= REQUIRED WORK =
Pull every "Create" line out of the data below.

= WORKING DATA =
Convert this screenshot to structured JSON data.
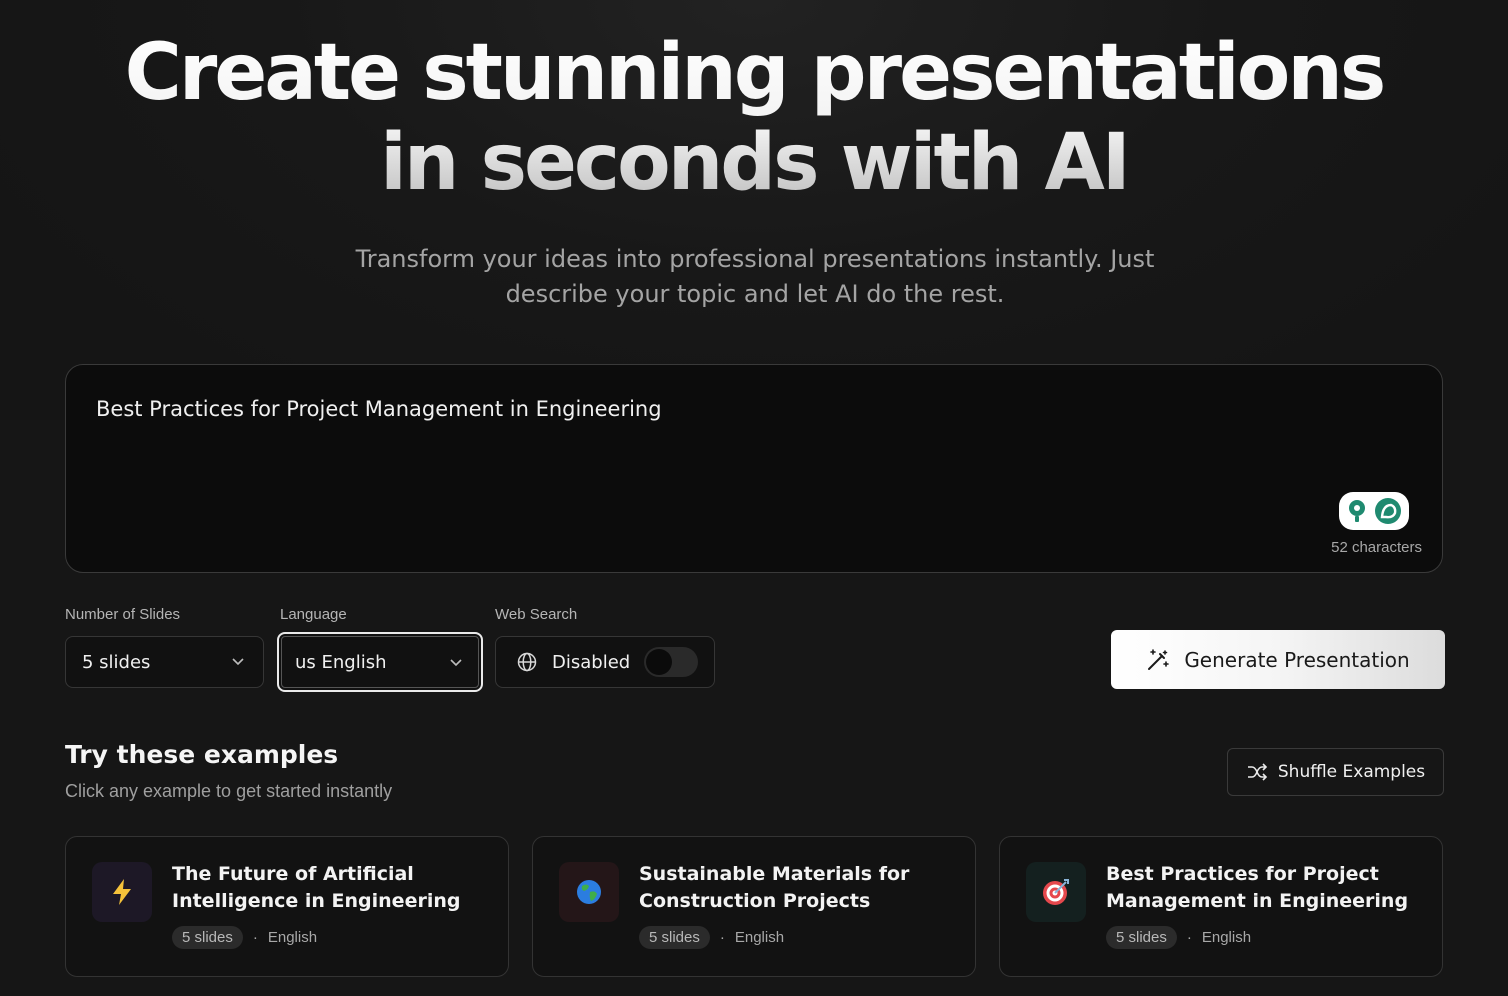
{
  "hero": {
    "title_line1": "Create stunning presentations",
    "title_line2": "in seconds with AI",
    "subtitle_line1": "Transform your ideas into professional presentations instantly. Just",
    "subtitle_line2": "describe your topic and let AI do the rest."
  },
  "prompt": {
    "value": "Best Practices for Project Management in Engineering",
    "char_count": "52 characters"
  },
  "settings": {
    "slides_label": "Number of Slides",
    "slides_value": "5 slides",
    "language_label": "Language",
    "language_value": "us English",
    "web_search_label": "Web Search",
    "web_search_value": "Disabled",
    "web_search_enabled": false
  },
  "generate_button": "Generate Presentation",
  "examples": {
    "title": "Try these examples",
    "subtitle": "Click any example to get started instantly",
    "shuffle_label": "Shuffle Examples",
    "items": [
      {
        "title": "The Future of Artificial Intelligence in Engineering",
        "slides": "5 slides",
        "separator": "·",
        "language": "English",
        "icon": "lightning-icon",
        "tile_color": "#1d1826"
      },
      {
        "title": "Sustainable Materials for Construction Projects",
        "slides": "5 slides",
        "separator": "·",
        "language": "English",
        "icon": "globe-emoji-icon",
        "tile_color": "#241618"
      },
      {
        "title": "Best Practices for Project Management in Engineering",
        "slides": "5 slides",
        "separator": "·",
        "language": "English",
        "icon": "target-icon",
        "tile_color": "#14201f"
      }
    ]
  },
  "colors": {
    "background": "#161616",
    "accent_white": "#ffffff",
    "grammar_widget_green": "#1f8a70"
  }
}
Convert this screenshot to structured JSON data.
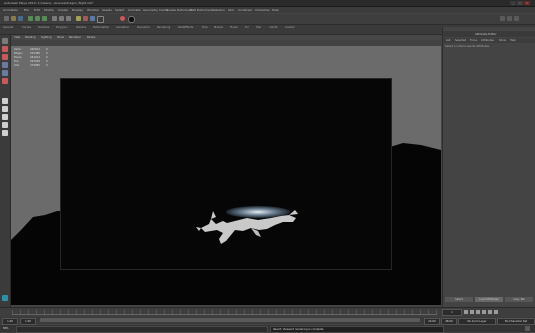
{
  "app": {
    "title": "Autodesk Maya 2014: C:\\Users\\...\\scenes\\dragon_flight.mb*",
    "window_buttons": [
      "_",
      "□",
      "×"
    ]
  },
  "menubar": {
    "mode": "Animation",
    "items": [
      "File",
      "Edit",
      "Modify",
      "Create",
      "Display",
      "Window",
      "Assets",
      "Select",
      "Animate",
      "Geometry Cache",
      "Create Deformers",
      "Edit Deformers",
      "Skeleton",
      "Skin",
      "Constrain",
      "Character",
      "Help"
    ]
  },
  "shelf": {
    "tabs": [
      "General",
      "Curves",
      "Surfaces",
      "Polygons",
      "Subdivs",
      "Deformation",
      "Animation",
      "Dynamics",
      "Rendering",
      "PaintEffects",
      "Toon",
      "Muscle",
      "Fluids",
      "Fur",
      "Hair",
      "nCloth",
      "Custom"
    ]
  },
  "viewport": {
    "menu": [
      "View",
      "Shading",
      "Lighting",
      "Show",
      "Renderer",
      "Panels"
    ],
    "hud": [
      {
        "label": "Verts:",
        "value": "262814",
        "extra": "0"
      },
      {
        "label": "Edges:",
        "value": "524388",
        "extra": "0"
      },
      {
        "label": "Faces:",
        "value": "261614",
        "extra": "0"
      },
      {
        "label": "Tris:",
        "value": "523228",
        "extra": "0"
      },
      {
        "label": "UVs:",
        "value": "274856",
        "extra": "0"
      }
    ]
  },
  "panel": {
    "title": "Attribute Editor",
    "tabs": [
      "List",
      "Selected",
      "Focus",
      "Attributes",
      "Show",
      "Help"
    ],
    "message": "Select a node to see its attributes.",
    "buttons": [
      "Select",
      "Load Attributes",
      "Copy Tab"
    ]
  },
  "timeline": {
    "current_frame": "1",
    "start": "1.00",
    "end": "24.00",
    "range_start": "1.00",
    "range_end": "48.00",
    "anim_layer": "No Anim Layer",
    "character": "No Character Set"
  },
  "commandline": {
    "label": "MEL",
    "result": "Result: Viewport rendering is complete"
  },
  "colors": {
    "gate": "#060606",
    "terrain": "#050505",
    "viewport_bg": "#6b6b6b",
    "accent_tool": "#c65a5a"
  }
}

= OUTPUT OF THE EXERCISE =
    "title_line1": "Create stunning presentations",
      "Create",
      "Create Deformers",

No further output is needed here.